▶ [Work item]: Filter the entries beneath this task, copying only the lines that hold the word "number".

━━ Records shown

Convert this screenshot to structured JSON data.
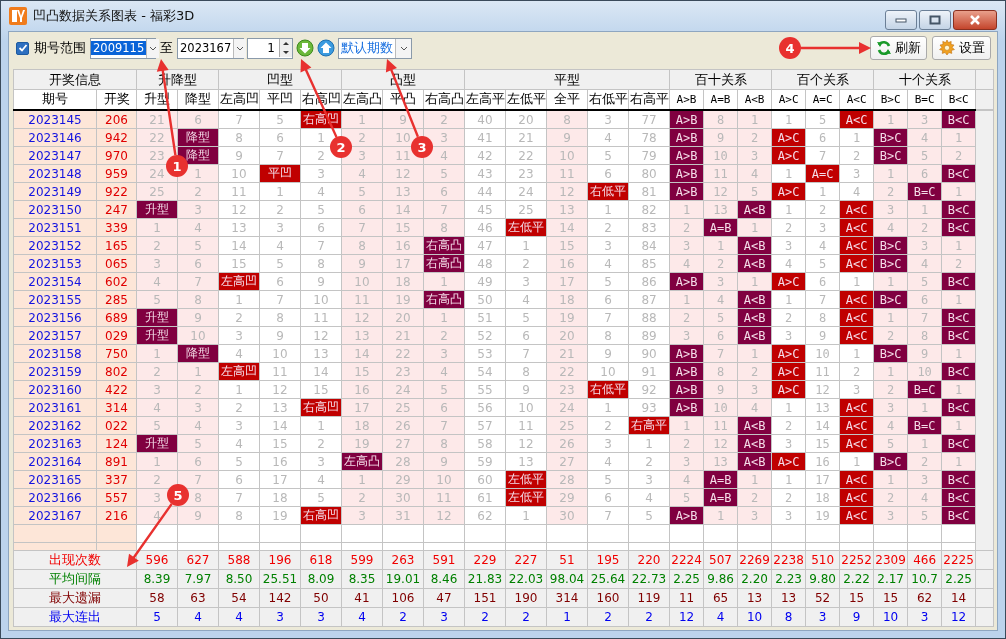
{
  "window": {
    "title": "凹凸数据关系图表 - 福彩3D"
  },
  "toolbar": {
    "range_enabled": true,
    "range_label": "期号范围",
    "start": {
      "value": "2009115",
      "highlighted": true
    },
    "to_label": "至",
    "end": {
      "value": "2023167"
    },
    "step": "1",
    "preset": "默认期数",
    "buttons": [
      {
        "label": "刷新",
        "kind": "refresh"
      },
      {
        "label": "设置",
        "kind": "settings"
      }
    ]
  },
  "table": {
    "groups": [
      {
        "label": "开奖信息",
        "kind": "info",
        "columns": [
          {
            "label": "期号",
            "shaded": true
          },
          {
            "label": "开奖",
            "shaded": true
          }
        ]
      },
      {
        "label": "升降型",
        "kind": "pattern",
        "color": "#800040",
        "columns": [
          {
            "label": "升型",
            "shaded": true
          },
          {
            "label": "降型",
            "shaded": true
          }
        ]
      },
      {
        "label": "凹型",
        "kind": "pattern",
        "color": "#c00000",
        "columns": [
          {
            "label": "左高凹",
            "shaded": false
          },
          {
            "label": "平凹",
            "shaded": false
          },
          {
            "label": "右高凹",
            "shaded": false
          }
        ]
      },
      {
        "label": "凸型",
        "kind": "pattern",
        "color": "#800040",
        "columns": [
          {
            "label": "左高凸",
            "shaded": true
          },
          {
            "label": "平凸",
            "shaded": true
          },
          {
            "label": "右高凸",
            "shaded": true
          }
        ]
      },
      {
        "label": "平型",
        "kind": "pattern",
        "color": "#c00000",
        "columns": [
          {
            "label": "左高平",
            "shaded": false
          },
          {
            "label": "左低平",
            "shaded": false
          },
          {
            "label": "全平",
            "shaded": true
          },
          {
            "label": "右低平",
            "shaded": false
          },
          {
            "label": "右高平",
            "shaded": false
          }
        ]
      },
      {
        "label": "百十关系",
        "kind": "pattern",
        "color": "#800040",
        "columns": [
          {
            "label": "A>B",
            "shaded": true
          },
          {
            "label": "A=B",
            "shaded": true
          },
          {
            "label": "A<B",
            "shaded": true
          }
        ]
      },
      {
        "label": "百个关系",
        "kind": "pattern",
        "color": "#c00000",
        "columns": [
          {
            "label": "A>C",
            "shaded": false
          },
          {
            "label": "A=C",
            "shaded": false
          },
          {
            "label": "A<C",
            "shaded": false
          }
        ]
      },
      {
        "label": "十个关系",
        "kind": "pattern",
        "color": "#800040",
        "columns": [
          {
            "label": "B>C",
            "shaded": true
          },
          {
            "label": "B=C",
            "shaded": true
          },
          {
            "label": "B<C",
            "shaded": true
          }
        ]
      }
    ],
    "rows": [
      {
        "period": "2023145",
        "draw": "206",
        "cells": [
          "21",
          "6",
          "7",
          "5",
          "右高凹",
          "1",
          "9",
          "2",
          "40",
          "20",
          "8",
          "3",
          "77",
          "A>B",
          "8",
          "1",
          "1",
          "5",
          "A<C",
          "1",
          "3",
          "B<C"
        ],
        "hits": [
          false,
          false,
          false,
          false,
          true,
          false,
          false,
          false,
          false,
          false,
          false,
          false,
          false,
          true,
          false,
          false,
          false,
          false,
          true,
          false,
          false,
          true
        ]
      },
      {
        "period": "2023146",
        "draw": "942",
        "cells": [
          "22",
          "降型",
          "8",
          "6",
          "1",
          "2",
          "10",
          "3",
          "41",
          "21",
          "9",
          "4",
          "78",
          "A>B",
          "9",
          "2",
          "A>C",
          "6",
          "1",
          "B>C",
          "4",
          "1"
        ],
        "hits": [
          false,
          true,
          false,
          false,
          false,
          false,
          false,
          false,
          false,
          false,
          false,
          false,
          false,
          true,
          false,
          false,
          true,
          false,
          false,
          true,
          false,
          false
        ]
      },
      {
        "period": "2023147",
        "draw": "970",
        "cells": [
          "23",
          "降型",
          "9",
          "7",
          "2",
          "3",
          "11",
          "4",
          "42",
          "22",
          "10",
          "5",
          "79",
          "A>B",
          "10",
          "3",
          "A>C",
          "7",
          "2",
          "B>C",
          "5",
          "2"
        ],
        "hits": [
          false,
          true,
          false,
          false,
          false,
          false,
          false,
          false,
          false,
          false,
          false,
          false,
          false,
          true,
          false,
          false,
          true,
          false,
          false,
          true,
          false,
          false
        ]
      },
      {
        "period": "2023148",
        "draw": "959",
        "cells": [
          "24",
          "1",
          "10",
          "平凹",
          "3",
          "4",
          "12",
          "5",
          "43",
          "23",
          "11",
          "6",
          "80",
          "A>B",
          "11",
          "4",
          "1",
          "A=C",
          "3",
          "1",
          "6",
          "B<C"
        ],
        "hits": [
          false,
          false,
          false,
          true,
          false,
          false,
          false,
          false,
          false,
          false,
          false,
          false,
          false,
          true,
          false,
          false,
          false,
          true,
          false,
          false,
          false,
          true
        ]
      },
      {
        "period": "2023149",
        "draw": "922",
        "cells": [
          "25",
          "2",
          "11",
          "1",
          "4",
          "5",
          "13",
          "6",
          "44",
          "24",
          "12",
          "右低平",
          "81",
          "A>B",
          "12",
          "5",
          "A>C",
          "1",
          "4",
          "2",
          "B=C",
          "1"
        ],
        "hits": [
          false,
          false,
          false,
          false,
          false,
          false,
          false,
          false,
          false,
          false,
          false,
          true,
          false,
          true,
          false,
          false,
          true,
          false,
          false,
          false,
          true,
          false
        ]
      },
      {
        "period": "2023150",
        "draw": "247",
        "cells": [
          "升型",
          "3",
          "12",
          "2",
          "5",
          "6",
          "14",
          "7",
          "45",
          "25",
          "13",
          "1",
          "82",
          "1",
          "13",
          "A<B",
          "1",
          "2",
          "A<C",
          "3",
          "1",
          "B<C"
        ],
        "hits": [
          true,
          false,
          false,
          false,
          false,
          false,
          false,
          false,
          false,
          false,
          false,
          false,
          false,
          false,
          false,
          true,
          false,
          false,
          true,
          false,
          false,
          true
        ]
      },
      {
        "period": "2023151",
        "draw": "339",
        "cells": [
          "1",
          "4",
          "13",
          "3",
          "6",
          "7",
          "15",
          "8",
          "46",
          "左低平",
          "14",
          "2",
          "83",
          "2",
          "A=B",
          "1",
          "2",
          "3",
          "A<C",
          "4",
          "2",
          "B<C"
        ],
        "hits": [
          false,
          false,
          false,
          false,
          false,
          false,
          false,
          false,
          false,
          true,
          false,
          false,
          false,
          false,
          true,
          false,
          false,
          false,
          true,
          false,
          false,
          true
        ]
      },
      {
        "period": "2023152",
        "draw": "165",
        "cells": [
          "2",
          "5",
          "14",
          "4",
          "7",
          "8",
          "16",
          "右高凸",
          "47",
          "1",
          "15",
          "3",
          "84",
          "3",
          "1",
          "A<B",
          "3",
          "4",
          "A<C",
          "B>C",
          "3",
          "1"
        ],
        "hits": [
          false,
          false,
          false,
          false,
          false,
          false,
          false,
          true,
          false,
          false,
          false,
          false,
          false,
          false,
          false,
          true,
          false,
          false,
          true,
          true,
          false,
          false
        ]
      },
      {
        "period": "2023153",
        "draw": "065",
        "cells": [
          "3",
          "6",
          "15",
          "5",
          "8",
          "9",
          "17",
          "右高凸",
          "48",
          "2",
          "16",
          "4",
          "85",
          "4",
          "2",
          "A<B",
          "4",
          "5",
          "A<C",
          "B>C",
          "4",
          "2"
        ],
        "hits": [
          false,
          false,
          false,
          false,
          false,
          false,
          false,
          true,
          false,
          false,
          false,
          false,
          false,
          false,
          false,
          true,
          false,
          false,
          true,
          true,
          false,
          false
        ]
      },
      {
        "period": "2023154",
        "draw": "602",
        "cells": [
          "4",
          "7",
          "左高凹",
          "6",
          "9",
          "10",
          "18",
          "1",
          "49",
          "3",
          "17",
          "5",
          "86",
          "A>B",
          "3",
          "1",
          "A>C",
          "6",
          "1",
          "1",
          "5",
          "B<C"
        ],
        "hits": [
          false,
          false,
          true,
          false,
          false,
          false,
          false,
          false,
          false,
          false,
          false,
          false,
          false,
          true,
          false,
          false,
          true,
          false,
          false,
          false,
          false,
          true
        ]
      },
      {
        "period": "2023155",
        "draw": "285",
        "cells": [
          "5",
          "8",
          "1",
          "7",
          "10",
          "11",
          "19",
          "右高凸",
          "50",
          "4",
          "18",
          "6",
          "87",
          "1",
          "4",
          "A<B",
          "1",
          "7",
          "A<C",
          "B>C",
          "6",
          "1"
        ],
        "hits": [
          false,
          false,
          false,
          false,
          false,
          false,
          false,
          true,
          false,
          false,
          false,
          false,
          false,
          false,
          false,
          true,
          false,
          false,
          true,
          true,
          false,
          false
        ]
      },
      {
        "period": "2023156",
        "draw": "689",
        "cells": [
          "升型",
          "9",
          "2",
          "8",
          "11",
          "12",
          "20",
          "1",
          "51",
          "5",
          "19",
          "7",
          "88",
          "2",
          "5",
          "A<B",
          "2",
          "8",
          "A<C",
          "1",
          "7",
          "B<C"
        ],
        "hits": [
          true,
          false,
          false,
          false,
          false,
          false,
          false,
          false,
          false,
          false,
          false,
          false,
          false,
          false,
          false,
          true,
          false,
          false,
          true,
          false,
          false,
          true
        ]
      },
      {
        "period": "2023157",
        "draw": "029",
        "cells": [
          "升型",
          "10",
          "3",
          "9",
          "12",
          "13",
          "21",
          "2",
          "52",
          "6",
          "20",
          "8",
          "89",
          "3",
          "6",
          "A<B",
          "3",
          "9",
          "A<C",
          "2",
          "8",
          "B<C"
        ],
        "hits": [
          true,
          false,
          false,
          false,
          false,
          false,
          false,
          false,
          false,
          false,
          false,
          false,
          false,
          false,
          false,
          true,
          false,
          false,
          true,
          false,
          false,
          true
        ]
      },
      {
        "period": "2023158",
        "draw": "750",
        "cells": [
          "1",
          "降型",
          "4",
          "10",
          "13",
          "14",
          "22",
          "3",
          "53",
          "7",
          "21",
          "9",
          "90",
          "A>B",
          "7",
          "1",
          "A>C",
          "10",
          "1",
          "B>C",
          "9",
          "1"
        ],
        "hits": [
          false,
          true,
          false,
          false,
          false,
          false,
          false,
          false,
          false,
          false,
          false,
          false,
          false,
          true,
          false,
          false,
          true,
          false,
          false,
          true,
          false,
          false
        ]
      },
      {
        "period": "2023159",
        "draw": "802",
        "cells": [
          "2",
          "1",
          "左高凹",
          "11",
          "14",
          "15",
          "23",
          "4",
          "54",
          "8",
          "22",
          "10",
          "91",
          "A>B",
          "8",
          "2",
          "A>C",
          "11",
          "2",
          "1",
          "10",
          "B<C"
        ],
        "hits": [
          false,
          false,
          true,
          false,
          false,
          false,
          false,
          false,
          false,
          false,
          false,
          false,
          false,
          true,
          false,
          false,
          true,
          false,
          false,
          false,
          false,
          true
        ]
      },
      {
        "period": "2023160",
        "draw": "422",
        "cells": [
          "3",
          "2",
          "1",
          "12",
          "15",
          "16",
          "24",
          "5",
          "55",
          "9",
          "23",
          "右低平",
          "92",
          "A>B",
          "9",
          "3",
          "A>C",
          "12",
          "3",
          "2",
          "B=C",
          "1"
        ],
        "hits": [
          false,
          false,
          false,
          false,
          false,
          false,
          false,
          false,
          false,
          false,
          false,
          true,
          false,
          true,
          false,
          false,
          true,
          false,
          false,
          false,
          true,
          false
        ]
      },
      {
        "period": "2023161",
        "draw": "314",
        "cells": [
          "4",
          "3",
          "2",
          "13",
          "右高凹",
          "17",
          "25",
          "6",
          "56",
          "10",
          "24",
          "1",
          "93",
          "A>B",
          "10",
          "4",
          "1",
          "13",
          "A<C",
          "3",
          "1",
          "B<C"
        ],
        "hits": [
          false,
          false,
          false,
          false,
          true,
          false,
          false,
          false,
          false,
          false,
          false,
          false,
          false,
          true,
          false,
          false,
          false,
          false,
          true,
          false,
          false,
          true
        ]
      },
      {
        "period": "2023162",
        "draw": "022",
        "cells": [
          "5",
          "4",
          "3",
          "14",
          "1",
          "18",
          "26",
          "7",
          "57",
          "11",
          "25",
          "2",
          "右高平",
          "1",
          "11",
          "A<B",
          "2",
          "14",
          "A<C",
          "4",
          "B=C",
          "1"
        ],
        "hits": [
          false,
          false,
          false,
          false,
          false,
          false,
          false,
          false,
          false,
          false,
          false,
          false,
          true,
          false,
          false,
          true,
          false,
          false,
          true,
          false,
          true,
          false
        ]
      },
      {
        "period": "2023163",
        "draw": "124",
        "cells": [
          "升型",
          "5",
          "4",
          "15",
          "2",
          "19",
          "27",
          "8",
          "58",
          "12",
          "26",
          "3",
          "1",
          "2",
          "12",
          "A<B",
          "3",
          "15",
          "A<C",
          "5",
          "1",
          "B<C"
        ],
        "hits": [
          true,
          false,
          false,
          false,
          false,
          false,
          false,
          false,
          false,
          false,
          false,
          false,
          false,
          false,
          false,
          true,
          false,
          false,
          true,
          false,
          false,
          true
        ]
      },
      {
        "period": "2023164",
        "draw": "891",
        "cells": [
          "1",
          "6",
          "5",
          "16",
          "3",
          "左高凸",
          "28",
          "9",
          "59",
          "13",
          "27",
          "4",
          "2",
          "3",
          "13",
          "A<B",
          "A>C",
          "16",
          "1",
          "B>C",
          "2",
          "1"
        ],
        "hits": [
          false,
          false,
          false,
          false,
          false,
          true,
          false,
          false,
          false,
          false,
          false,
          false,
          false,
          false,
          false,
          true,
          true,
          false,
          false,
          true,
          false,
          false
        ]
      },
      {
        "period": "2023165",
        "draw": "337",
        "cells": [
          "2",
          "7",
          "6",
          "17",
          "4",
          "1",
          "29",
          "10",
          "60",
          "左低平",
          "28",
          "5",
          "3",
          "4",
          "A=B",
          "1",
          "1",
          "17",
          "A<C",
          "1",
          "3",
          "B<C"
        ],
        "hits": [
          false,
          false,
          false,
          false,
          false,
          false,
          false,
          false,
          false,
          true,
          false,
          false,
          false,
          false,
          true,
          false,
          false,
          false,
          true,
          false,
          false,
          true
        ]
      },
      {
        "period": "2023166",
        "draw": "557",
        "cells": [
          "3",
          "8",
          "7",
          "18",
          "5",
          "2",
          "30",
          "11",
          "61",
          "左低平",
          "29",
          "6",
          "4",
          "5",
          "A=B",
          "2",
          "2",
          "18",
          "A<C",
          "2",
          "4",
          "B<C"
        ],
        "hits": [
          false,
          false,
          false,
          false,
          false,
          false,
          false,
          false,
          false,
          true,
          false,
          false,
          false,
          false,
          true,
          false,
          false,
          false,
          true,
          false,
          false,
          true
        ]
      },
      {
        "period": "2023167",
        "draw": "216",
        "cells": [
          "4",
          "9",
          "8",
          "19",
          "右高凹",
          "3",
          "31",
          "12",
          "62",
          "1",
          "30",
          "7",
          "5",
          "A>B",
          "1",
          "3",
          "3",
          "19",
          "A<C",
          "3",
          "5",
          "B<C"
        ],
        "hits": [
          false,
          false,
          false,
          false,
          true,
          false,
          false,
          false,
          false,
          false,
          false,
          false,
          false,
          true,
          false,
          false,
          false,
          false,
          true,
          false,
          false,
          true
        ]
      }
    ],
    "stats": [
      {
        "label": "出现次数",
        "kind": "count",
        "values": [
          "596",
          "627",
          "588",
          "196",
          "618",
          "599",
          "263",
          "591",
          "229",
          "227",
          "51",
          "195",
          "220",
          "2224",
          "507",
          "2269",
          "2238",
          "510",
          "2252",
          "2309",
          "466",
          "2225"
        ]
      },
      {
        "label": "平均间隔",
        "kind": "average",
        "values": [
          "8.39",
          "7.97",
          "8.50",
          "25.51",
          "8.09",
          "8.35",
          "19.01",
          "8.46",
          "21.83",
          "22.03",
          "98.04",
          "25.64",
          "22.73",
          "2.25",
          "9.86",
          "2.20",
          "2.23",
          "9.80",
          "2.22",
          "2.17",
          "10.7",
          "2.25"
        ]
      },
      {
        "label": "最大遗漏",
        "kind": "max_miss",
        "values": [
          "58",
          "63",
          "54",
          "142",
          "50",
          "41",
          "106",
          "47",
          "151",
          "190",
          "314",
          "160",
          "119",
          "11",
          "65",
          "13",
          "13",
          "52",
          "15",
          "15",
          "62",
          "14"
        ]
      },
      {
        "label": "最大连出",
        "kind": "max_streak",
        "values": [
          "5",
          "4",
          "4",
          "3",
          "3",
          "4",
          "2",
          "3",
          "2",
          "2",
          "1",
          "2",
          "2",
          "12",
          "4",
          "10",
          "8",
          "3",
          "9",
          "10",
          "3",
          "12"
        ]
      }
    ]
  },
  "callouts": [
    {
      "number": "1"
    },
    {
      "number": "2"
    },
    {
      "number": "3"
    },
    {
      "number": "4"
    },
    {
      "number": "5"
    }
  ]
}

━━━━

▶ [Answer for this exercise]:
      "number": "1"
      "number": "2"
      "number": "3"
      "number": "4"
      "number": "5"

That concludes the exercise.